Caregiving never stops.  It’s a physically demanding job with little rest.  Your eyes may be closed but your mind is constantly working.  Care for yourself so you can care for others.  Thank you and GOOD LUCK!  

Caregiver stress….YES it’s real!

You have a B.S. in Chemistry….what do you know about caregiver stress?  A lot more than you think.  If you’ve had the time to read my others posts, you realize I’m a CHEM enthusiast.  Five grueling years of mathematics and chemistry courses to garner my degree and academic distinction amongst peers.

It was at the beginning of these five years that my caregiving journey began. My grandmother had a stroke when I first entered college….I was 18 years old.  The stroke left her with right-side paralysis and speaking difficulties.  My family and I were faced with a decision….who will care for her?  My older brother was working full-time and my younger brother was still in high school.  Then there was me….the college bound Jersey girl with big Chemistry dreams.  Who says the middle child isn’t the best child?  Faced with the dilemma of nursing home or homecare, I spent many days in a daze thinking about the future.  What’s more important, the happiness of my grandmother or my career path? Hands down….the happiness of my grandmother.  So, in 2004 my grandmother and I embarked on a memorable 11 year journey.

As I said earlier, I was 18 years old when my caregiving journey began and my grandmother was 73.  How was I going to convince this, up until now, extremely independent woman that I was capable of caring for her during her time of need?  My grandmother’s thoughts were written all over her face….I’m going to be dependent on this teenage girl, who barely knows how to drive or cook?  Yes.

There we were, two women separated by decades, expected to get along and balance life.  Easier said than done.  Although I chose to care for my grandmother, I didn’t want to delay my education.  So, I decided to balance caregiving and college.  It was difficult, but doable!  Besides, the life skills I was learning through my Chemistry course work were coming in pretty handy at home.  My grandmother’s recovery was slow, but steady.  She never recovered from the paralysis, but was successful in overcoming her eating and speech difficulties.

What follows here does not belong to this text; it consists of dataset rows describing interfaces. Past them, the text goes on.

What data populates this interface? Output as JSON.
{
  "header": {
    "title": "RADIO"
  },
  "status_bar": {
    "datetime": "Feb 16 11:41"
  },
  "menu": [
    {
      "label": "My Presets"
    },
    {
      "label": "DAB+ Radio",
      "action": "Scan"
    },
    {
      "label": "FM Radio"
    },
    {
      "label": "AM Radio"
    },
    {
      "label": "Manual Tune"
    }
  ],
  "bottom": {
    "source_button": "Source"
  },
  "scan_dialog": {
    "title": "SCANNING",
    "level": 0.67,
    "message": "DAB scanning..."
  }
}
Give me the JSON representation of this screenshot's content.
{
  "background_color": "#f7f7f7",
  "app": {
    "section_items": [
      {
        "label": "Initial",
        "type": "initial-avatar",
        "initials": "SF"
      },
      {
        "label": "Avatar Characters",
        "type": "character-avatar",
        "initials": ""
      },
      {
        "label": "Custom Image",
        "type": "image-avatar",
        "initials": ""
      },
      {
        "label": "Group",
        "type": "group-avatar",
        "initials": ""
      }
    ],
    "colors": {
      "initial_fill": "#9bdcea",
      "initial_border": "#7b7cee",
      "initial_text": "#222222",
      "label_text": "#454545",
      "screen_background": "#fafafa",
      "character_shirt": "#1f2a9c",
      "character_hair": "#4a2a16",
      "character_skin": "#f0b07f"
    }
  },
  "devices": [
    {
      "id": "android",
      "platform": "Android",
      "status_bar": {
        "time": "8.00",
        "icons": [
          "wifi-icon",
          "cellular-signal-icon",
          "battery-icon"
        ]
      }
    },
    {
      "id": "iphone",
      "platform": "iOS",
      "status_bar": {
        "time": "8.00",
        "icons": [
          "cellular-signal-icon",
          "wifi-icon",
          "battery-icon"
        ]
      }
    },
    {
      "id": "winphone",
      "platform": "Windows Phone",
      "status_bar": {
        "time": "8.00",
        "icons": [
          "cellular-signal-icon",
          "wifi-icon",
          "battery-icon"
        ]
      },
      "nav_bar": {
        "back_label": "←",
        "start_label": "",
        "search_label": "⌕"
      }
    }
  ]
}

Fast forward 5 years….2009.  I just graduated college with my degree in Chemistry and WHAM, grandmom had another stroke!  Not again.  This stroke left her completely dependent on me.  Because of the seriousness of her condition, I wouldn’t be able to work and I WASN’T putting her into a healthcare facility.  I became my grandmother’s 24-hour caregiver.  From feeding tubes to tracheostomies….we covered it all!  I should have majored in healthcare!

From 2009 until her death in 2015, I cared full-time for my grandmother.  It was during these 5-6 years I suffered from caregiver stress.  When you say you’re a caregiver, people jump to the conclusion that you don’t work, stay at home, eat bon-bon’s, and watch television all day.  These people couldn’t be more wrong!  Caregiving is a full-time job with a lot of overtime.  You sleep when the patient sleeps.  Caregivers are at the mercy of the patient’s schedule.  Adapting to this schedule is difficult and can’t be achieved overnight.  Realistically, you may never adapt to the schedule….you just go with the flow.  That flow involves many sleepless nights and hours of direct contact healthcare.  No sleep and hours of helping the patient causes mental and physical exhaustion.  There’s no break from these relentless hours and no one to relieve you from your duties.  It’s just you and your patient….just me and grandmom!

Days turned into nights and nights into days, but one thing stayed constant, my devotion to my grandmother.  Just when I thought I could no longer deal with the stress of caregiving, there she was smiling and nodding, letting me know how grateful she was for my presence.

Don’t let caregiver stress deter you from caring for your loved-one.  Caregiving is HARD, but with proper knowledge and resources you can avoid stress and burnout.  Thank you for reading and take care!